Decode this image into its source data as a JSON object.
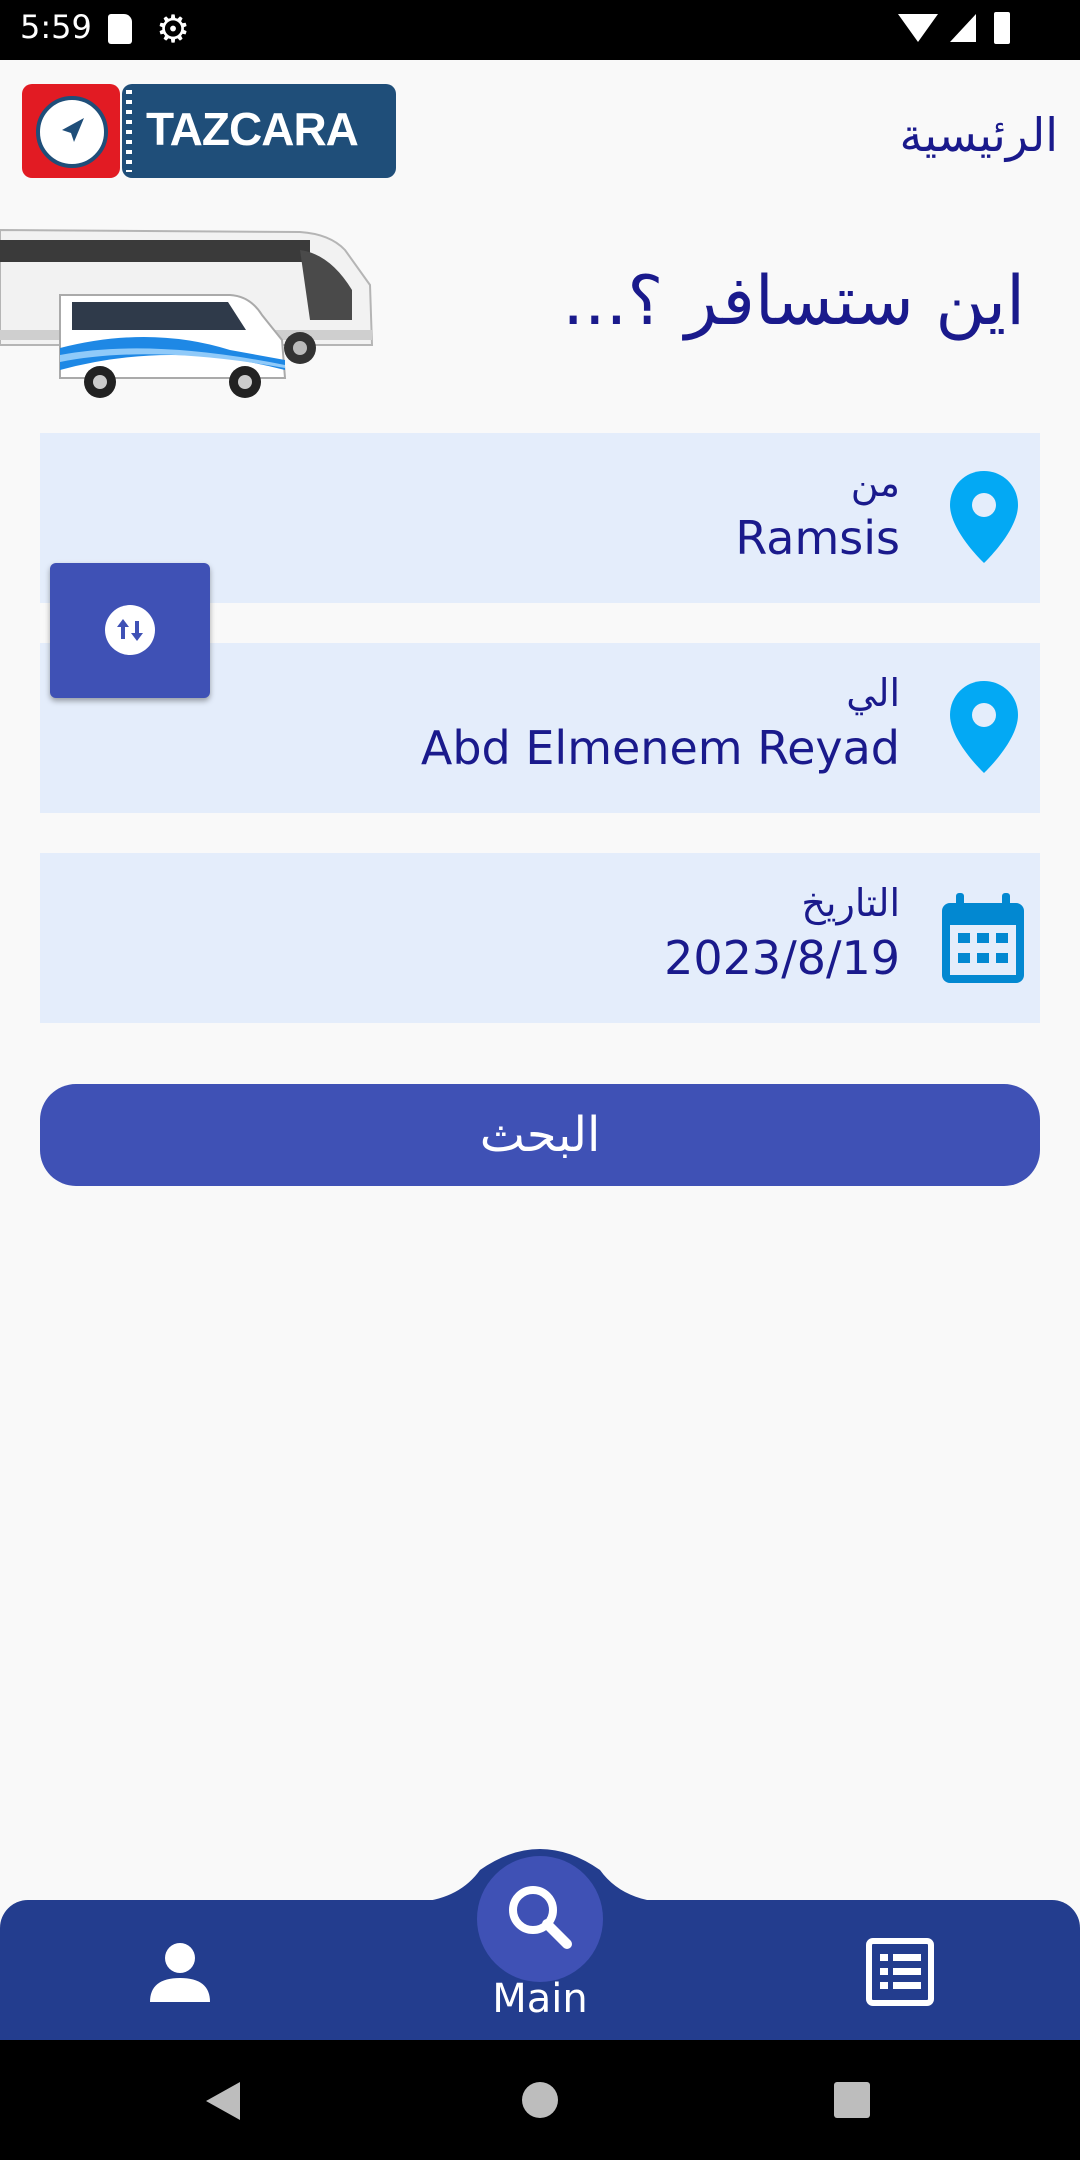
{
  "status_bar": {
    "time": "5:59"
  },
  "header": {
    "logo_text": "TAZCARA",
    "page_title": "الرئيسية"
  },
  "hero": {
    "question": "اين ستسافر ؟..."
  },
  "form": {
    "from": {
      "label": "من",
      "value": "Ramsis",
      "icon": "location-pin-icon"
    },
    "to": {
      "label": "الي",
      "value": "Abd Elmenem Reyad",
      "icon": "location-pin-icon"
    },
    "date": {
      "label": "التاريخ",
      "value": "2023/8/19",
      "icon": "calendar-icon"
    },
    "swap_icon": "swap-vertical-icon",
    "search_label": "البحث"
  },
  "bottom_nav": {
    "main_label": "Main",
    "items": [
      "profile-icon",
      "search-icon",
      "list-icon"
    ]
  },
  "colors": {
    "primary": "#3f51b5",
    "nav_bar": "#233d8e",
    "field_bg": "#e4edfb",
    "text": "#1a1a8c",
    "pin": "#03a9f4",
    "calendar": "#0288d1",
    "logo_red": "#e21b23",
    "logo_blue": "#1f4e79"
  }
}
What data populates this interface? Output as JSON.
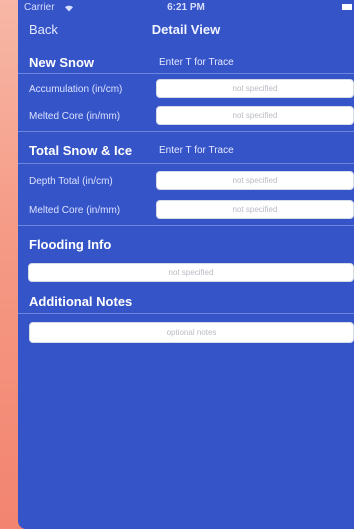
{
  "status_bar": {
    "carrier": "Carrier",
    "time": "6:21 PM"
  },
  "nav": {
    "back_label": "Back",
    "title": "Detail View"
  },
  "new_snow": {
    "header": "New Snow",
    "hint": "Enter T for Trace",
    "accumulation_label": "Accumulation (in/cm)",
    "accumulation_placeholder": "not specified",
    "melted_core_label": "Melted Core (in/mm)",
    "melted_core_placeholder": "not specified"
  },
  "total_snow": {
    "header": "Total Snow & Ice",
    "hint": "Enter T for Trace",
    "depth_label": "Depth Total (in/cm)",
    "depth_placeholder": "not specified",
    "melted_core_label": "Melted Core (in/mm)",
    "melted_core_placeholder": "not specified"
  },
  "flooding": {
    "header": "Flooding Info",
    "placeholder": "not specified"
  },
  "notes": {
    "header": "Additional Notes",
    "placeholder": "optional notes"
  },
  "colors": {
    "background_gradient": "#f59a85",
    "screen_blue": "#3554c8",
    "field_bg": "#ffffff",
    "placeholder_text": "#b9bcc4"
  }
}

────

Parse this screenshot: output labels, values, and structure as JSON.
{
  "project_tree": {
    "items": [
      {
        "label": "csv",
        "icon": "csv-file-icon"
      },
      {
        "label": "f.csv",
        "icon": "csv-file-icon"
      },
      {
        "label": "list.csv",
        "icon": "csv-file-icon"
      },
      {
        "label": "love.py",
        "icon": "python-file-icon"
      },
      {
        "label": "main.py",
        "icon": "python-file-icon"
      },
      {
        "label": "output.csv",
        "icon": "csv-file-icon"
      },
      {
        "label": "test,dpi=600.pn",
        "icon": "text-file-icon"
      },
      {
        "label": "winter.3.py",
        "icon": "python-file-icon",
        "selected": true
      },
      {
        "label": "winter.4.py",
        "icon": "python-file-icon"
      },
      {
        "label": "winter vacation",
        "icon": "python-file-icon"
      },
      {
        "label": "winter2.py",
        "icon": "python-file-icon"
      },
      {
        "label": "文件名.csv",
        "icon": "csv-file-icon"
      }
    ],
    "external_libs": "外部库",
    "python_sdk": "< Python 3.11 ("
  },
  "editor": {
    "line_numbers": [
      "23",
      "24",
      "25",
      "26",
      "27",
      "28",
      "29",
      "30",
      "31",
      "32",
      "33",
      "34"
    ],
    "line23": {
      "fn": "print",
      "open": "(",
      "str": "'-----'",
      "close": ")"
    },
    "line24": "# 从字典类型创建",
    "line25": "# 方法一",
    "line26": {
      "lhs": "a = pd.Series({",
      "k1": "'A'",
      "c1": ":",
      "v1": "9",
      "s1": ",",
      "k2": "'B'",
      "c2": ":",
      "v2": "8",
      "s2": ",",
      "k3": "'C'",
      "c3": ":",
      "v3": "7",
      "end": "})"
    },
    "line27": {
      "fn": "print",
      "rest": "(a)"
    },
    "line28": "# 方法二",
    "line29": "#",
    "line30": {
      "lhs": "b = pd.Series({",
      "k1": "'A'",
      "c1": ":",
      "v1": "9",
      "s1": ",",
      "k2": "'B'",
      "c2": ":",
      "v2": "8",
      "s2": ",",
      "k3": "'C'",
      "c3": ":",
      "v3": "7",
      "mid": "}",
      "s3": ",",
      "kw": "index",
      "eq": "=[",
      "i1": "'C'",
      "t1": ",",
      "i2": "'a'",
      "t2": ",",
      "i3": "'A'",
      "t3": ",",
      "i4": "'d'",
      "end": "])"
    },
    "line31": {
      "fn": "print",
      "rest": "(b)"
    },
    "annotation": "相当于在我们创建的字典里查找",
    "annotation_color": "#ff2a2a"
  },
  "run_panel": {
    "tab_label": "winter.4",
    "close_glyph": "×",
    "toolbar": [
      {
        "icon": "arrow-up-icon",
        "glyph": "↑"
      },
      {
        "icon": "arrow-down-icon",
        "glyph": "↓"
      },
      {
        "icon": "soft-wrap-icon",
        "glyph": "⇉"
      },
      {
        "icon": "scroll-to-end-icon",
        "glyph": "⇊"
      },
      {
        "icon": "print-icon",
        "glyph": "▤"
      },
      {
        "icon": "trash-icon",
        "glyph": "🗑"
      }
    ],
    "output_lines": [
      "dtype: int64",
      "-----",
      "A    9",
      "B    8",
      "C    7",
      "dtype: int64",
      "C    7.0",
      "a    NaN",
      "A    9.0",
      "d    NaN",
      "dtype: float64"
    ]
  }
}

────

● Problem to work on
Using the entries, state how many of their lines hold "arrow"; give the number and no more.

● Exercise response
2